Fluorescence diffuse tomography (FDT) is the most accurate technique for the imaging of labeled tumors in the small animal body. However, the procedure for reconstruction of the spatial distribution of the fluorophore requires a high signal-to-noise ratio due to the ill-condition of the inverse problem. Therefore, the FDT technique is ineffective for imaging tumors of small size or with dim fluorophores because of the low intensity of their fluorescence compared with the high level of tissue autofluorescence. In these cases, the size and position of a marked tumor in the animal body can be estimated from two-dimensional fluorescence images obtained using trans- or epi-illumination techniques.
Material and methods:
A versatile system for small animal fluorescence imaging which combines planar epi- and trans-illumination geometries of the light source and of the fluorescence receiver was created and tested. For epi-illumination imaging, light-emitting diode sources were used to provide homogeneous and stable illumination of the experimental animal, in combination with a cooled CCD camera which covers the entire illuminated area. For trans-illumination imaging, mechanical raster-scanning devices modulated at a low frequency were used for the laser source, together with a cooled photomultiplier tube, which provided outstanding sensitivity.
Monitoring the orthotopic tumor growth in animal bodies has demonstrated the efficacy of trans-illumination imaging in comparison with the epi-illumination technique. The results obtained also showed that the effective use of the trans-illumination technique requires Born normalization of the fluorescence signal and the exclusion of lateral illumination by surrounding the animal with additional light absorption material using light-absorption pads on both sides of the body.
Alteration of cellular energy metabolism is a principal feature of tumor and stem cells. Here we analyze the metabolic interactions between cancer cells and fibroblasts in a co-culture model and the metabolic heterogeneity of tumors and metabolic changes in mesenchymal stem cells during adipogenic differentiation based on the fluorescence of the metabolic cofactors NADH, NADPH, and FAD. We registered a metabolic switch from oxidative phosphorylation to glycolysis with slight acidification of the cytosol in cancer cells in a co-culture model. In the tumor tissue we detected metabolic heterogeneity with more glycolytic metabolism of cancer cells in the stroma-rich zones.
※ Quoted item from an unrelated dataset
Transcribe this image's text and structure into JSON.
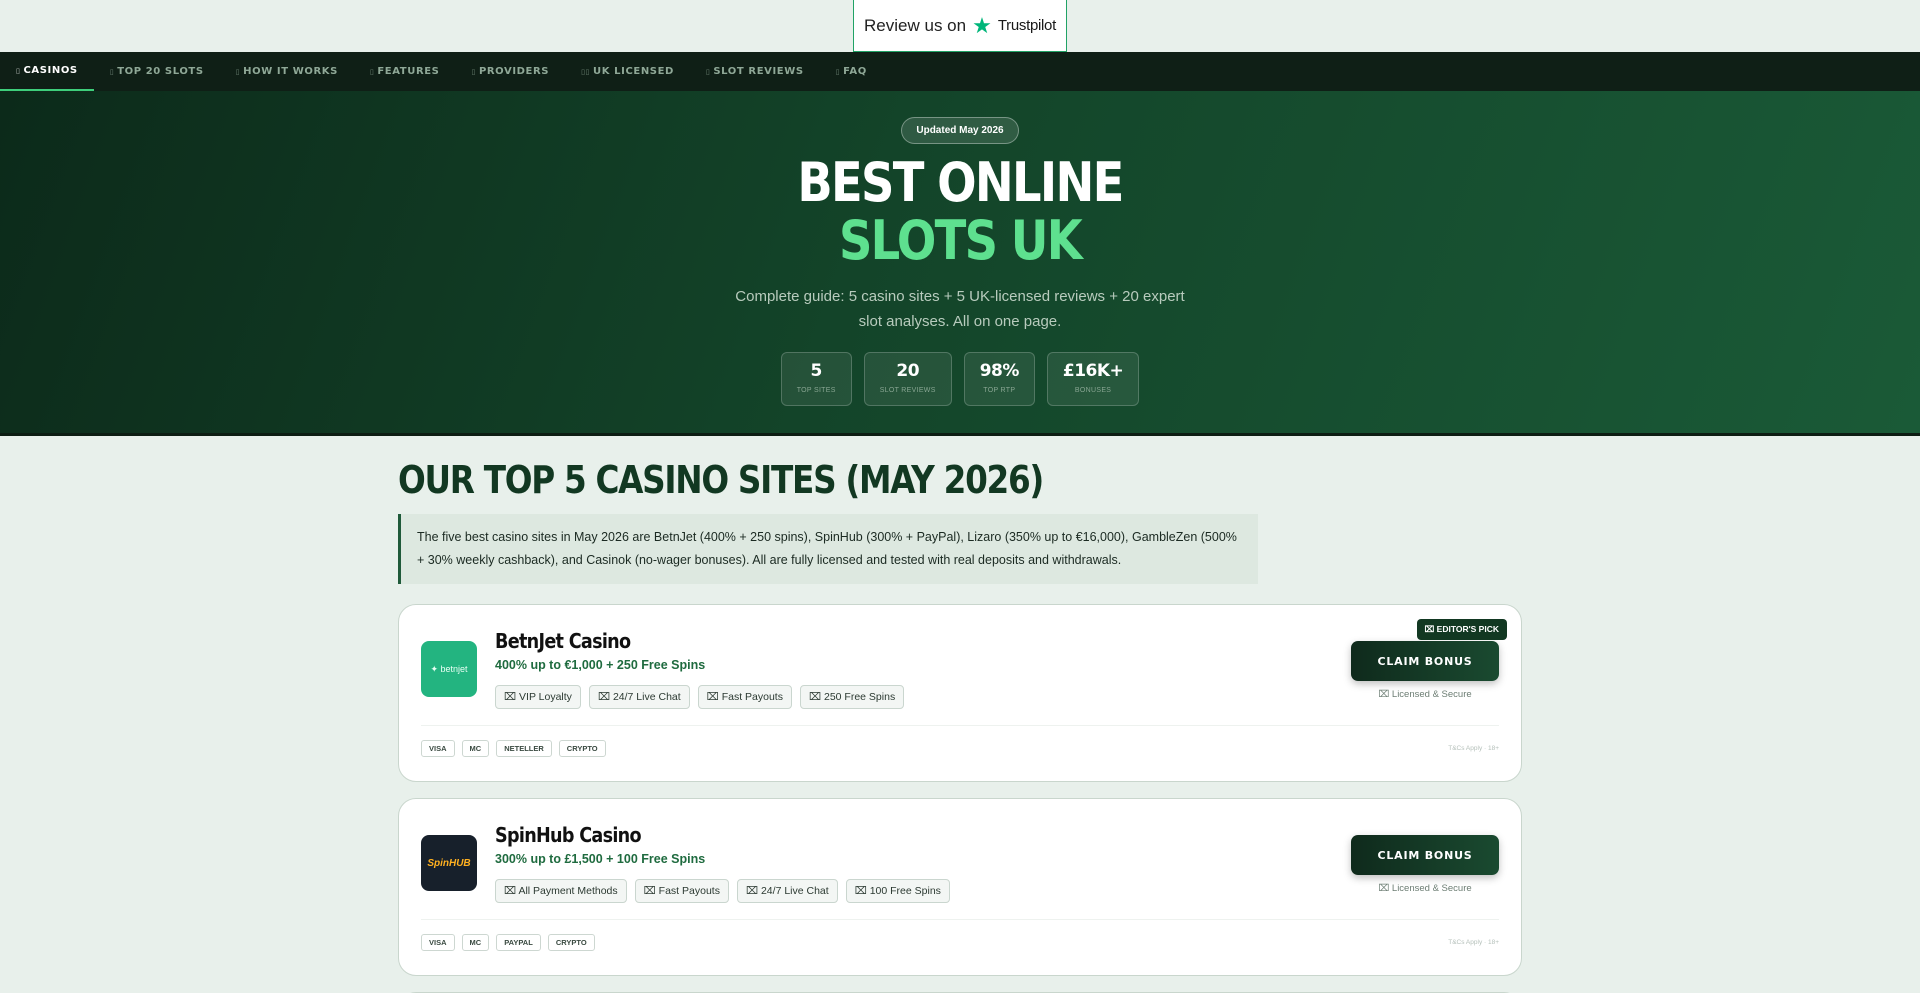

The shift of cellular energy metabolism from glycolysis to oxidative phosphorylation and the activation of lipogenesiswere observed in adipocytes. Data aboutmetabolic alterations in cancer and stemcells are important formonitoring the progression of cancers, the development of anticancer drugs and stemcell therapy.